START Material to process

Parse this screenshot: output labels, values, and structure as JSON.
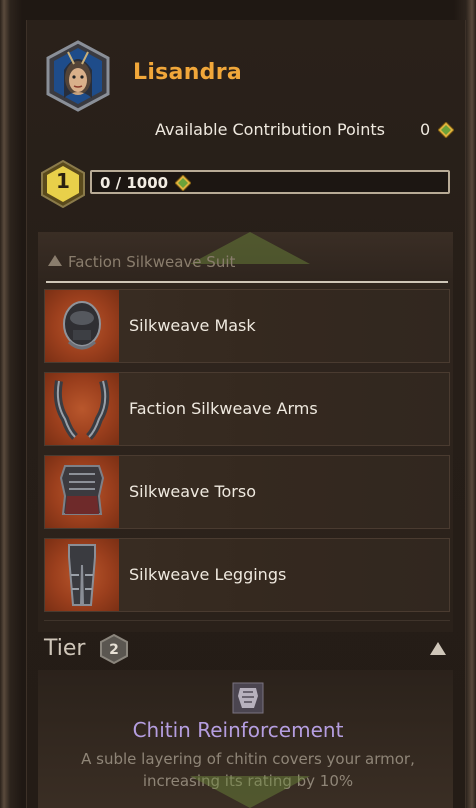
{
  "faction": {
    "name": "Lisandra",
    "contribution_label": "Available Contribution Points",
    "contribution_value": "0",
    "rank": "1",
    "progress_text": "0 / 1000",
    "progress_fraction": 0
  },
  "suit": {
    "header": "Faction Silkweave Suit",
    "items": [
      {
        "label": "Silkweave Mask",
        "icon": "mask-icon"
      },
      {
        "label": "Faction Silkweave Arms",
        "icon": "arms-icon"
      },
      {
        "label": "Silkweave Torso",
        "icon": "torso-icon"
      },
      {
        "label": "Silkweave Leggings",
        "icon": "leggings-icon"
      }
    ]
  },
  "tier": {
    "label": "Tier",
    "number": "2",
    "perk_title": "Chitin Reinforcement",
    "perk_desc": "A suble layering of chitin covers your armor, increasing its rating by 10%"
  },
  "colors": {
    "accent": "#f1a73a",
    "perk": "#b59ee0",
    "thumb": "#9b3f1d"
  }
}
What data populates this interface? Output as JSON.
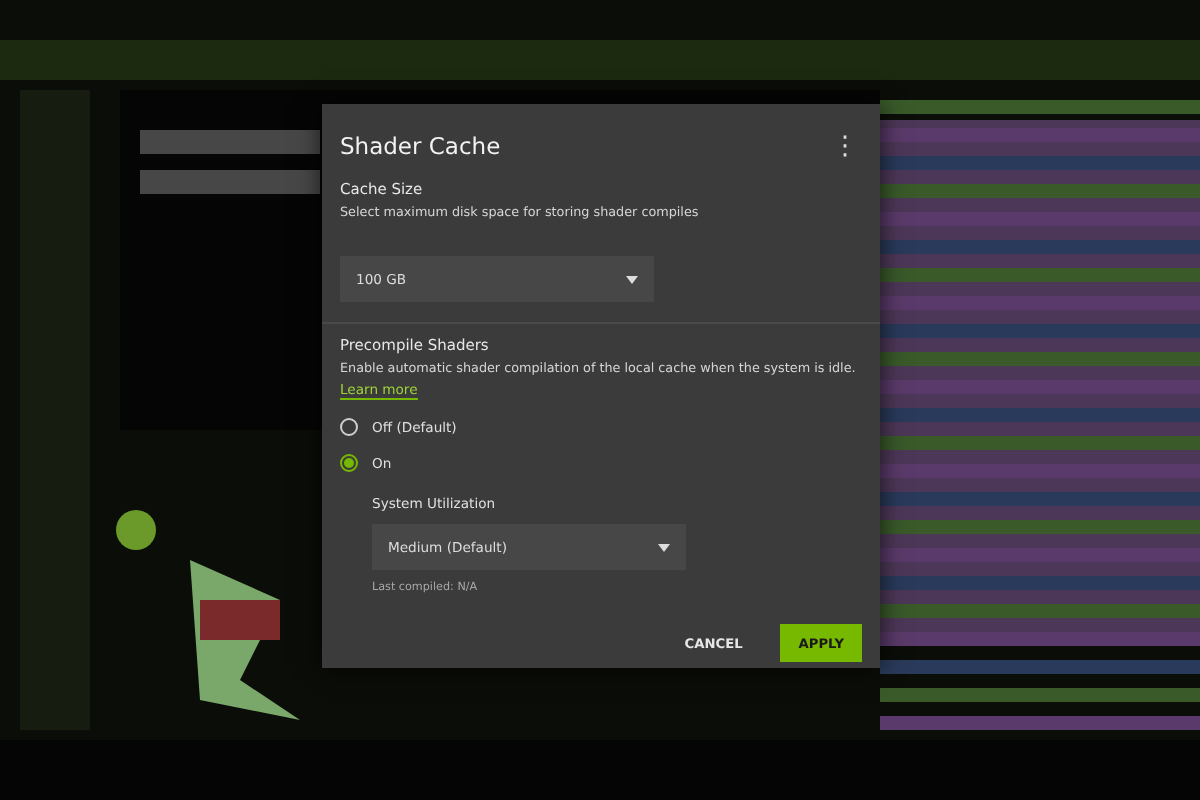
{
  "dialog": {
    "title": "Shader Cache",
    "menu_icon": "⋮",
    "cache_size": {
      "title": "Cache Size",
      "description": "Select maximum disk space for storing shader compiles",
      "value": "100 GB"
    },
    "precompile": {
      "title": "Precompile Shaders",
      "description": "Enable automatic shader compilation of the local cache when the system is idle.",
      "link": "Learn more",
      "options": [
        {
          "label": "Off (Default)",
          "selected": false
        },
        {
          "label": "On",
          "selected": true
        }
      ],
      "utilization": {
        "label": "System Utilization",
        "value": "Medium (Default)"
      },
      "last_compiled": "Last compiled: N/A"
    },
    "buttons": [
      {
        "label": "CANCEL",
        "kind": "text"
      },
      {
        "label": "APPLY",
        "kind": "primary"
      }
    ]
  }
}
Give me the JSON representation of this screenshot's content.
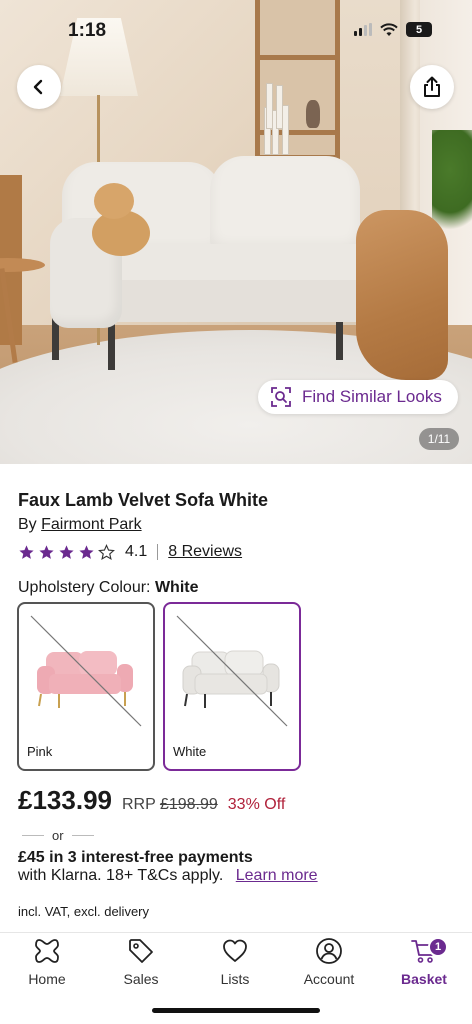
{
  "status_bar": {
    "time": "1:18",
    "battery": "5"
  },
  "hero": {
    "similar_label": "Find Similar Looks",
    "image_counter": "1/11"
  },
  "product": {
    "title": "Faux Lamb Velvet Sofa White",
    "by_prefix": "By",
    "brand": "Fairmont Park",
    "rating": "4.1",
    "stars": 4,
    "reviews": "8 Reviews"
  },
  "upholstery": {
    "label": "Upholstery Colour:",
    "selected": "White",
    "options": [
      {
        "name": "Pink",
        "color": "#f1b6bd",
        "leg_color": "#c8a050",
        "selected": false
      },
      {
        "name": "White",
        "color": "#ecebe8",
        "leg_color": "#333333",
        "selected": true
      }
    ]
  },
  "price": {
    "current": "£133.99",
    "rrp_label": "RRP",
    "rrp_value": "£198.99",
    "discount": "33% Off"
  },
  "klarna": {
    "or": "or",
    "line1": "£45 in 3 interest-free payments",
    "line2": "with Klarna. 18+ T&Cs apply.",
    "learn_more": "Learn more"
  },
  "vat_note": "incl. VAT, excl. delivery",
  "nav": {
    "items": [
      {
        "label": "Home",
        "icon": "home-icon"
      },
      {
        "label": "Sales",
        "icon": "tag-icon"
      },
      {
        "label": "Lists",
        "icon": "heart-icon"
      },
      {
        "label": "Account",
        "icon": "account-icon"
      },
      {
        "label": "Basket",
        "icon": "basket-icon",
        "active": true,
        "badge": "1"
      }
    ]
  },
  "colors": {
    "accent": "#6b2a8f",
    "discount": "#b0213a",
    "star": "#6b2a8f"
  }
}
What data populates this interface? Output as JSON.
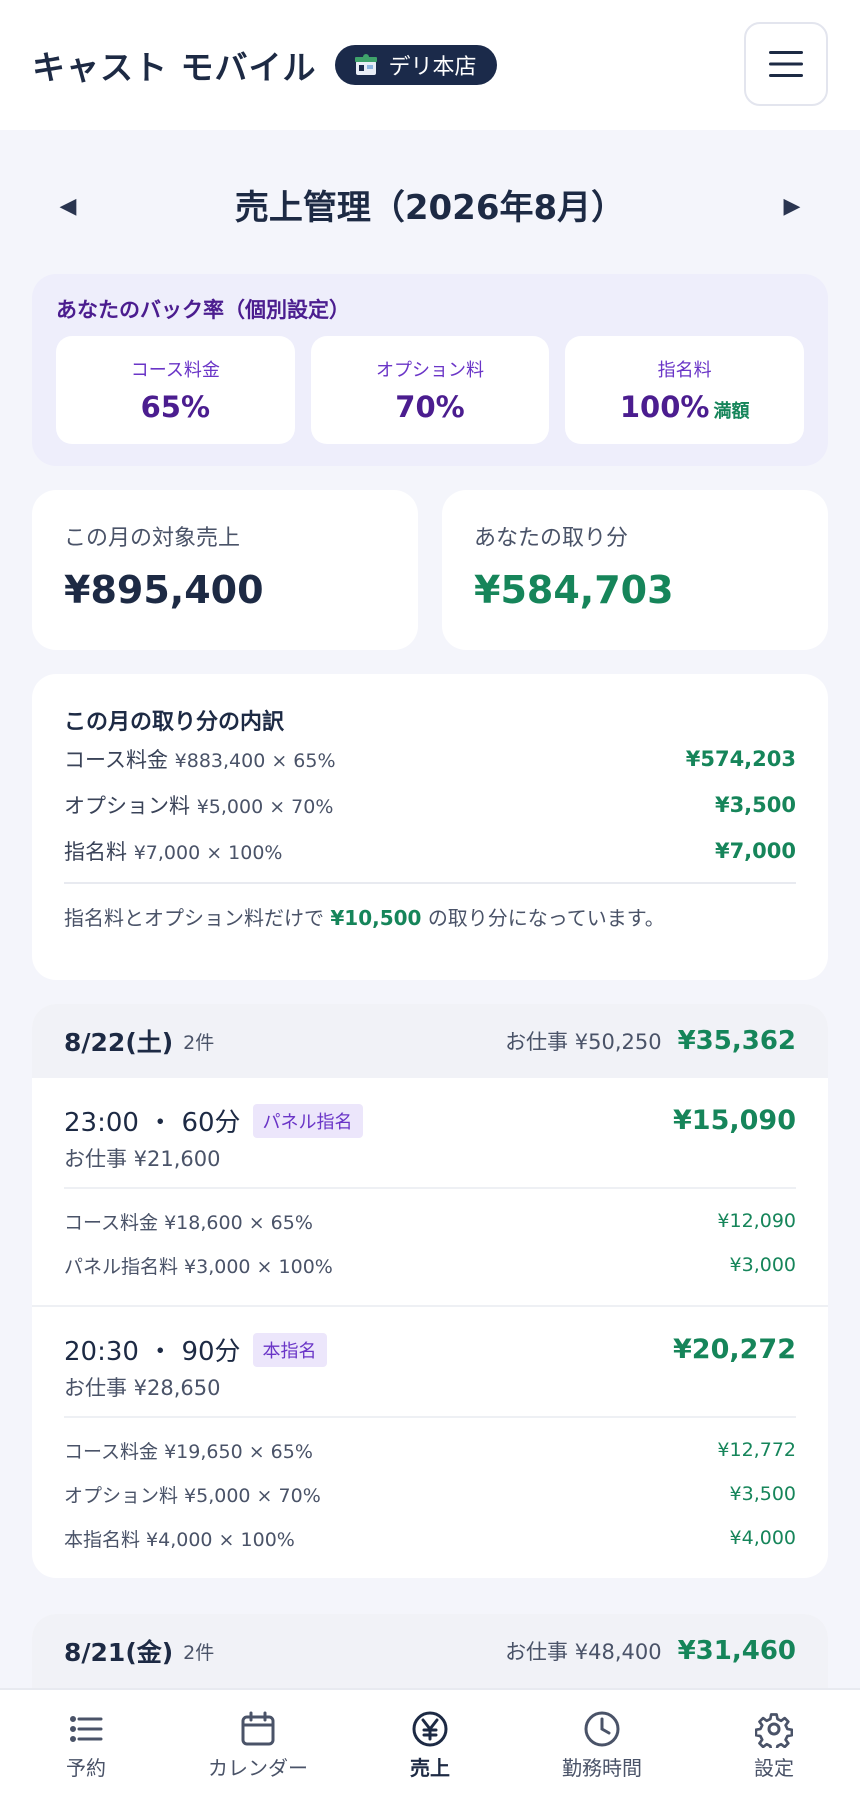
{
  "header": {
    "app_title": "キャスト モバイル",
    "store_name": "デリ本店"
  },
  "month_nav": {
    "prev_symbol": "◀",
    "next_symbol": "▶",
    "title": "売上管理（2026年8月）"
  },
  "rates": {
    "title": "あなたのバック率（個別設定）",
    "items": [
      {
        "label": "コース料金",
        "value": "65%",
        "note": ""
      },
      {
        "label": "オプション料",
        "value": "70%",
        "note": ""
      },
      {
        "label": "指名料",
        "value": "100%",
        "note": "満額"
      }
    ]
  },
  "summary": {
    "sales_label": "この月の対象売上",
    "sales_value": "¥895,400",
    "take_label": "あなたの取り分",
    "take_value": "¥584,703"
  },
  "breakdown": {
    "title": "この月の取り分の内訳",
    "rows": [
      {
        "name": "コース料金",
        "calc": "¥883,400 × 65%",
        "amount": "¥574,203"
      },
      {
        "name": "オプション料",
        "calc": "¥5,000 × 70%",
        "amount": "¥3,500"
      },
      {
        "name": "指名料",
        "calc": "¥7,000 × 100%",
        "amount": "¥7,000"
      }
    ],
    "note_prefix": "指名料とオプション料だけで",
    "note_amount": "¥10,500",
    "note_suffix": "の取り分になっています。"
  },
  "days": [
    {
      "date": "8/22(土)",
      "count": "2件",
      "work": "お仕事 ¥50,250",
      "take": "¥35,362",
      "bookings": [
        {
          "time": "23:00 ・ 60分",
          "tag": "パネル指名",
          "take": "¥15,090",
          "work": "お仕事 ¥21,600",
          "rows": [
            {
              "label": "コース料金 ¥18,600 × 65%",
              "amount": "¥12,090"
            },
            {
              "label": "パネル指名料 ¥3,000 × 100%",
              "amount": "¥3,000"
            }
          ]
        },
        {
          "time": "20:30 ・ 90分",
          "tag": "本指名",
          "take": "¥20,272",
          "work": "お仕事 ¥28,650",
          "rows": [
            {
              "label": "コース料金 ¥19,650 × 65%",
              "amount": "¥12,772"
            },
            {
              "label": "オプション料 ¥5,000 × 70%",
              "amount": "¥3,500"
            },
            {
              "label": "本指名料 ¥4,000 × 100%",
              "amount": "¥4,000"
            }
          ]
        }
      ]
    },
    {
      "date": "8/21(金)",
      "count": "2件",
      "work": "お仕事 ¥48,400",
      "take": "¥31,460",
      "bookings": []
    }
  ],
  "bottom_nav": [
    {
      "label": "予約",
      "icon": "list-icon",
      "active": false
    },
    {
      "label": "カレンダー",
      "icon": "calendar-icon",
      "active": false
    },
    {
      "label": "売上",
      "icon": "yen-icon",
      "active": true
    },
    {
      "label": "勤務時間",
      "icon": "clock-icon",
      "active": false
    },
    {
      "label": "設定",
      "icon": "gear-icon",
      "active": false
    }
  ],
  "colors": {
    "accent_green": "#16855a",
    "accent_purple": "#4b1d8f",
    "navy": "#1d2a44"
  }
}
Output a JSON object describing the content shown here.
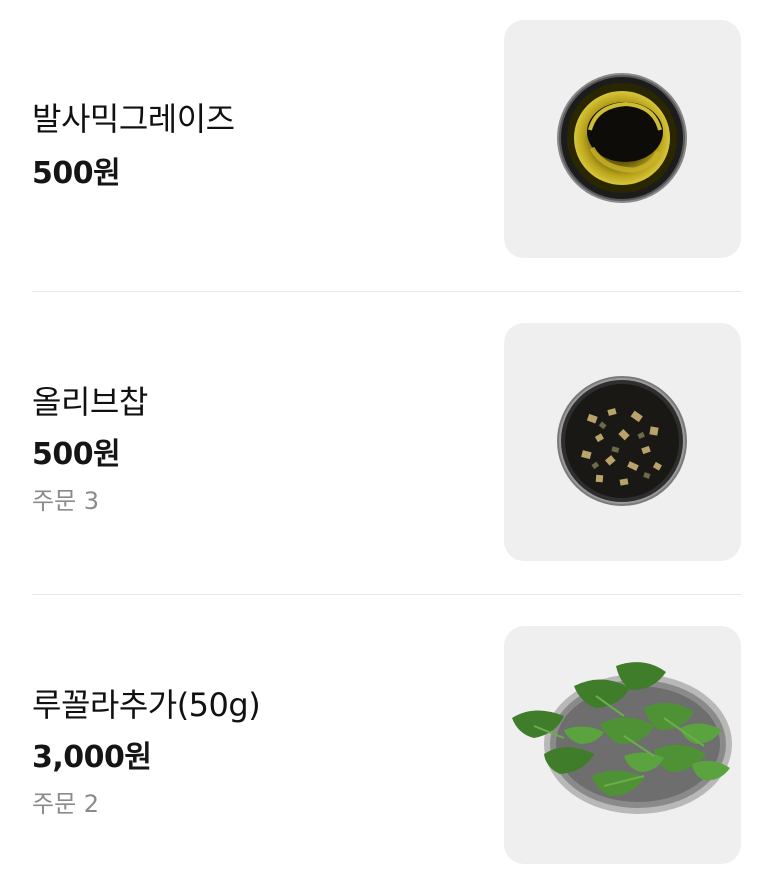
{
  "menu_items": [
    {
      "name": "발사믹그레이즈",
      "price": "500원",
      "orders": "",
      "image": "balsamic-glaze-bowl-image"
    },
    {
      "name": "올리브찹",
      "price": "500원",
      "orders": "주문 3",
      "image": "chopped-olive-bowl-image"
    },
    {
      "name": "루꼴라추가(50g)",
      "price": "3,000원",
      "orders": "주문 2",
      "image": "arugula-bowl-image"
    }
  ]
}
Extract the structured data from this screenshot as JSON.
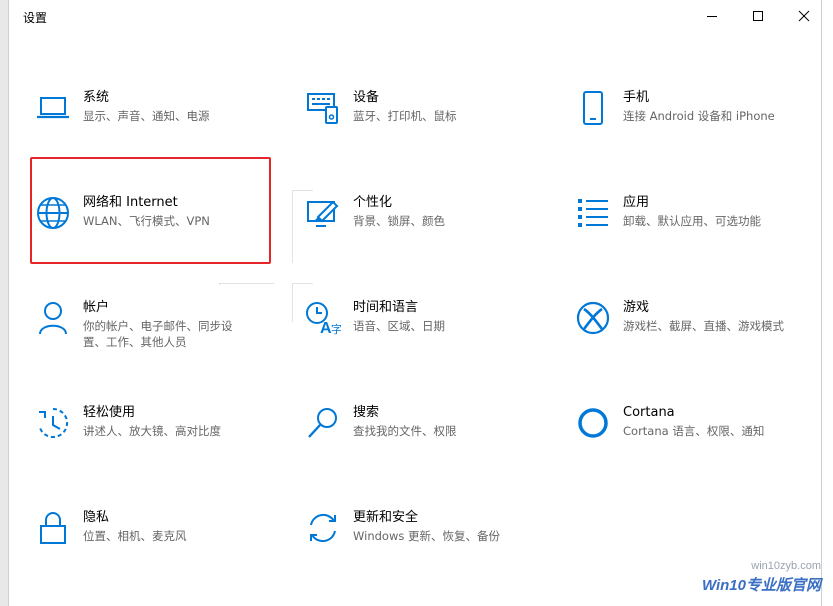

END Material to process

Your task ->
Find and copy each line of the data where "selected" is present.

Task solution ->
          "selected": false
          "selected": true
    "selected": "White",
        "selected": false
        "selected": true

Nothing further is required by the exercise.